Normally I would dismiss their protests. But on this occasion the social subjects teachers may have a point, even if for the wrong reason.
Subject dilution is not the problem. Their concern should be that present advice about the only way to teach environmental studies will soon be replaced by quite different advice about the only way to teach environmental studies. Secondary teachers are new to this area. But many of us in primary schools have spent a working lifetime developing policies and topics for environmental studies, only to find the goalposts moving regularly in response to a new project or someone's latest theory of learning.
The constant confusion makes me nostalgic for my own primary school days in the 1950s. By the time I left I had a good knowledge of my own country and the world beyond thanks to tattered textbooks, interesting teaching and "Exploring Scotland" on radio.

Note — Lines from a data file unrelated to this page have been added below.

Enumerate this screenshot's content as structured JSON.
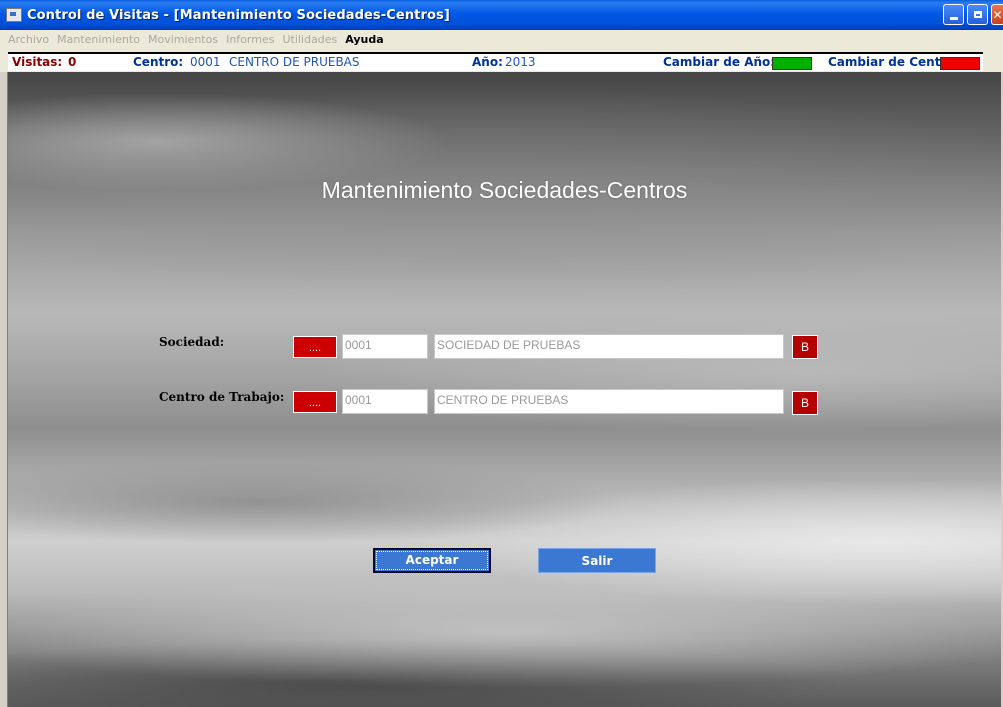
{
  "window": {
    "title": "Control de Visitas - [Mantenimiento Sociedades-Centros]"
  },
  "menu": {
    "items": [
      "Archivo",
      "Mantenimiento",
      "Movimientos",
      "Informes",
      "Utilidades",
      "Ayuda"
    ]
  },
  "status": {
    "visitas_label": "Visitas:",
    "visitas_value": "0",
    "centro_label": "Centro:",
    "centro_code": "0001",
    "centro_name": "CENTRO DE PRUEBAS",
    "anio_label": "Año:",
    "anio_value": "2013",
    "cambiar_anio_label": "Cambiar de Año:",
    "cambiar_anio_color": "#00b000",
    "cambiar_centro_label": "Cambiar de Centro:",
    "cambiar_centro_color": "#ee0000"
  },
  "form": {
    "heading": "Mantenimiento Sociedades-Centros",
    "sociedad": {
      "label": "Sociedad:",
      "lookup_label": "....",
      "code": "0001",
      "name": "SOCIEDAD DE PRUEBAS",
      "search_label": "B"
    },
    "centro": {
      "label": "Centro de Trabajo:",
      "lookup_label": "....",
      "code": "0001",
      "name": "CENTRO DE PRUEBAS",
      "search_label": "B"
    },
    "accept_label": "Aceptar",
    "exit_label": "Salir"
  },
  "icons": {
    "app": "window-app-icon",
    "minimize": "minimize-icon",
    "restore": "restore-icon",
    "close": "close-icon"
  }
}
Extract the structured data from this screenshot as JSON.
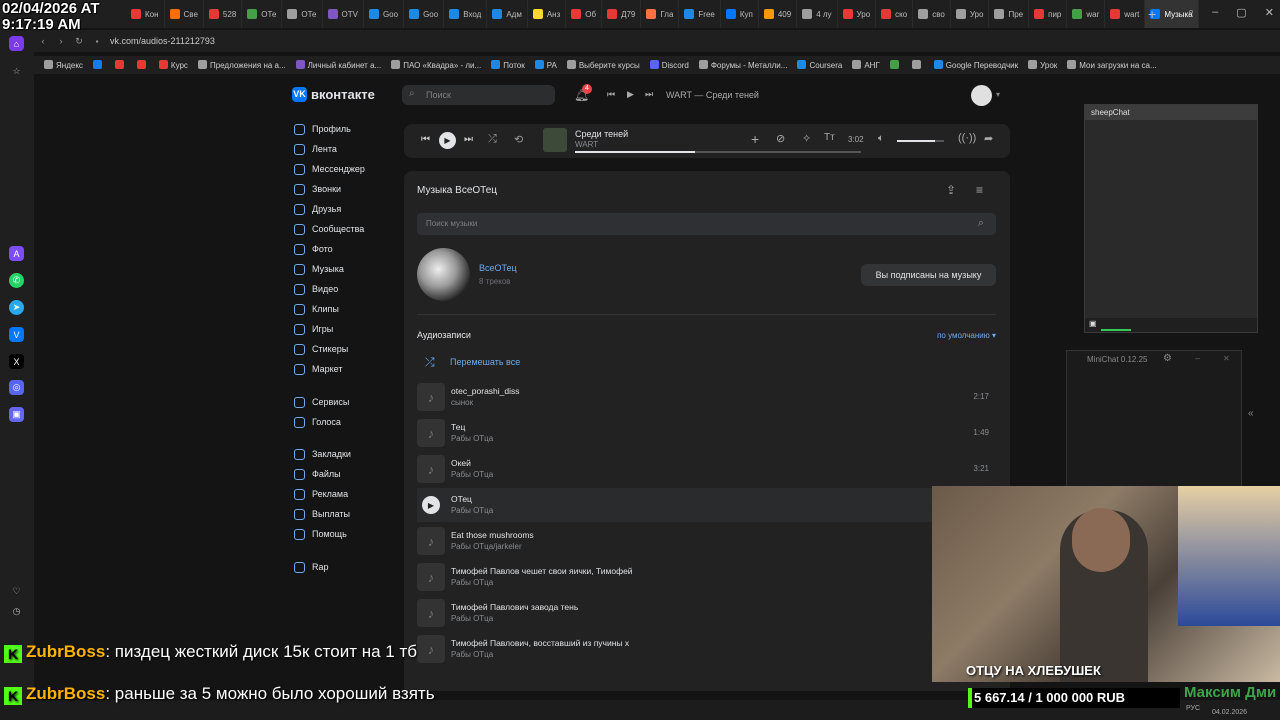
{
  "overlay": {
    "date": "02/04/2026 AT",
    "time": "9:17:19 AM"
  },
  "browser": {
    "tabs": [
      {
        "label": "Кон",
        "color": "#e53935"
      },
      {
        "label": "Све",
        "color": "#ff6d00"
      },
      {
        "label": "528",
        "color": "#e53935"
      },
      {
        "label": "ОТе",
        "color": "#43a047"
      },
      {
        "label": "ОТе",
        "color": "#9e9e9e"
      },
      {
        "label": "ОТV",
        "color": "#7e57c2"
      },
      {
        "label": "Goo",
        "color": "#1e88e5"
      },
      {
        "label": "Goo",
        "color": "#1e88e5"
      },
      {
        "label": "Вход",
        "color": "#1e88e5"
      },
      {
        "label": "Адм",
        "color": "#1e88e5"
      },
      {
        "label": "Анз",
        "color": "#fdd835"
      },
      {
        "label": "Об",
        "color": "#e53935"
      },
      {
        "label": "Д79",
        "color": "#e53935"
      },
      {
        "label": "Гла",
        "color": "#ff7043"
      },
      {
        "label": "Free",
        "color": "#1e88e5"
      },
      {
        "label": "Куп",
        "color": "#0077ff"
      },
      {
        "label": "409",
        "color": "#ff9800"
      },
      {
        "label": "4 лу",
        "color": "#9e9e9e"
      },
      {
        "label": "Уро",
        "color": "#e53935"
      },
      {
        "label": "ско",
        "color": "#e53935"
      },
      {
        "label": "сво",
        "color": "#9e9e9e"
      },
      {
        "label": "Уро",
        "color": "#9e9e9e"
      },
      {
        "label": "Пре",
        "color": "#9e9e9e"
      },
      {
        "label": "пир",
        "color": "#e53935"
      },
      {
        "label": "war",
        "color": "#43a047"
      },
      {
        "label": "wart",
        "color": "#e53935"
      },
      {
        "label": "Музыка",
        "color": "#0077ff",
        "active": true
      }
    ],
    "url": "vk.com/audios-211212793",
    "bookmarks": [
      {
        "label": "Яндекс",
        "color": "#9e9e9e"
      },
      {
        "label": "",
        "color": "#1877f2"
      },
      {
        "label": "",
        "color": "#e53935"
      },
      {
        "label": "",
        "color": "#e53935"
      },
      {
        "label": "Курс",
        "color": "#e53935"
      },
      {
        "label": "Предложения на а...",
        "color": "#9e9e9e"
      },
      {
        "label": "Личный кабинет а...",
        "color": "#7e57c2"
      },
      {
        "label": "ПАО «Квадра» - ли...",
        "color": "#9e9e9e"
      },
      {
        "label": "Поток",
        "color": "#1e88e5"
      },
      {
        "label": "PA",
        "color": "#1e88e5"
      },
      {
        "label": "Выберите курсы",
        "color": "#9e9e9e"
      },
      {
        "label": "Discord",
        "color": "#5865f2"
      },
      {
        "label": "Форумы - Металли...",
        "color": "#9e9e9e"
      },
      {
        "label": "Coursera",
        "color": "#1e88e5"
      },
      {
        "label": "АНГ",
        "color": "#9e9e9e"
      },
      {
        "label": "",
        "color": "#43a047"
      },
      {
        "label": "",
        "color": "#9e9e9e"
      },
      {
        "label": "Google Переводчик",
        "color": "#1e88e5"
      },
      {
        "label": "Урок",
        "color": "#9e9e9e"
      },
      {
        "label": "Мои загрузки на са...",
        "color": "#9e9e9e"
      }
    ]
  },
  "vk": {
    "logo_text": "вконтакте",
    "logo_mark": "VK",
    "search_placeholder": "Поиск",
    "notif_count": "4",
    "header_track": "WART — Среди теней",
    "nav": [
      "Профиль",
      "Лента",
      "Мессенджер",
      "Звонки",
      "Друзья",
      "Сообщества",
      "Фото",
      "Музыка",
      "Видео",
      "Клипы",
      "Игры",
      "Стикеры",
      "Маркет",
      "Сервисы",
      "Голоса",
      "Закладки",
      "Файлы",
      "Реклама",
      "Выплаты",
      "Помощь",
      "Rap"
    ],
    "player": {
      "title": "Среди теней",
      "artist": "WART",
      "time": "3:02",
      "progress": 0.42,
      "volume": 0.8
    },
    "music": {
      "heading": "Музыка ВсеОТец",
      "search_placeholder": "Поиск музыки",
      "owner_name": "ВсеОТец",
      "owner_tracks": "8 треков",
      "subscribe_label": "Вы подписаны на музыку",
      "section_title": "Аудиозаписи",
      "sort_label": "по умолчанию",
      "shuffle_label": "Перемешать все",
      "tracks": [
        {
          "title": "otec_porashi_diss",
          "artist": "сынок",
          "duration": "2:17"
        },
        {
          "title": "Тец",
          "artist": "Рабы ОТца",
          "duration": "1:49"
        },
        {
          "title": "Окей",
          "artist": "Рабы ОТца",
          "duration": "3:21"
        },
        {
          "title": "ОТец",
          "artist": "Рабы ОТца",
          "duration": ""
        },
        {
          "title": "Eat those mushrooms",
          "artist": "Рабы ОТца/jarkeler",
          "duration": ""
        },
        {
          "title": "Тимофей Павлов чешет свои яички, Тимофей",
          "artist": "Рабы ОТца",
          "duration": ""
        },
        {
          "title": "Тимофей Павлович завода тень",
          "artist": "Рабы ОТца",
          "duration": ""
        },
        {
          "title": "Тимофей Павлович, восставший из пучины х",
          "artist": "Рабы ОТца",
          "duration": ""
        }
      ]
    }
  },
  "widgets": {
    "sheepchat_title": "sheepChat",
    "minichat_title": "MiniChat 0.12.25"
  },
  "stream": {
    "messages": [
      {
        "user": "ZubrBoss",
        "text": ": пиздец жесткий диск 15к стоит на 1 тб"
      },
      {
        "user": "ZubrBoss",
        "text": ": раньше за 5 можно было хороший взять"
      }
    ],
    "webcam_caption": "ОТЦУ НА ХЛЕБУШЕК",
    "goal": "5 667.14 / 1 000 000 RUB",
    "goal_name": "Максим Дми",
    "clock_date": "04.02.2026",
    "lang": "РУС"
  }
}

The textbook, "No Lumber Geographies" - and I still don't know what the title means - brought us knowledge of rubber from Malaya and cocoa from The Gold Coast at a time when much of the world was still coloured pink. I learned the Scottish rivers from a dog-eared atlas. There was a history textbook, too, where we met Bruce and Wallace, Queen Margaret and Malcolm Canmore, the drowned Maid of Norway, and the murdered Red Comyn. Some may think how happy we would be i primary 7 pupils knew as much today.
Environmental studies has a chequered history littered with discarded strategies, forgotten projects and dubious teaching practices. Once, all subjects had to be integrated into one topic which would last a term or even a year. Knowledge disappeared in favour of process skills and a snooty attitude to textbooks. Each new topic had to be replanned to follow the interests of a new set of children.
In theory much of the advice was sound. But without a programme to follow, topics became vehicles for art and language work, and social subjects disappeared. With knowledge downgraded, there was no skeleton around on which to build a topic and it was difficult to know what children had learned.
The appearance of a detailed programme was helpful as long as you could understand it. But it was still difficult to organise, still posed tricky questions about integration and stood in the centre of the curriculum with one quarter of the available time. Eventually time was reduced and it even became possible to treat science as a stand-alone subject. Might geography and history follow that trend one day?
Our experts have supreme confidence in their own opinions and readily adjust them to match the fashion. But 35 years of change have not brought teachers the confidence that we have ever got environmental studies right.
The secondary teachers who are concerned about their role in environmental studies should not worry too much. If they don't like the current bandwagon another will come along. Its direction will be different and will depend on the passengers who are then shouting loudest.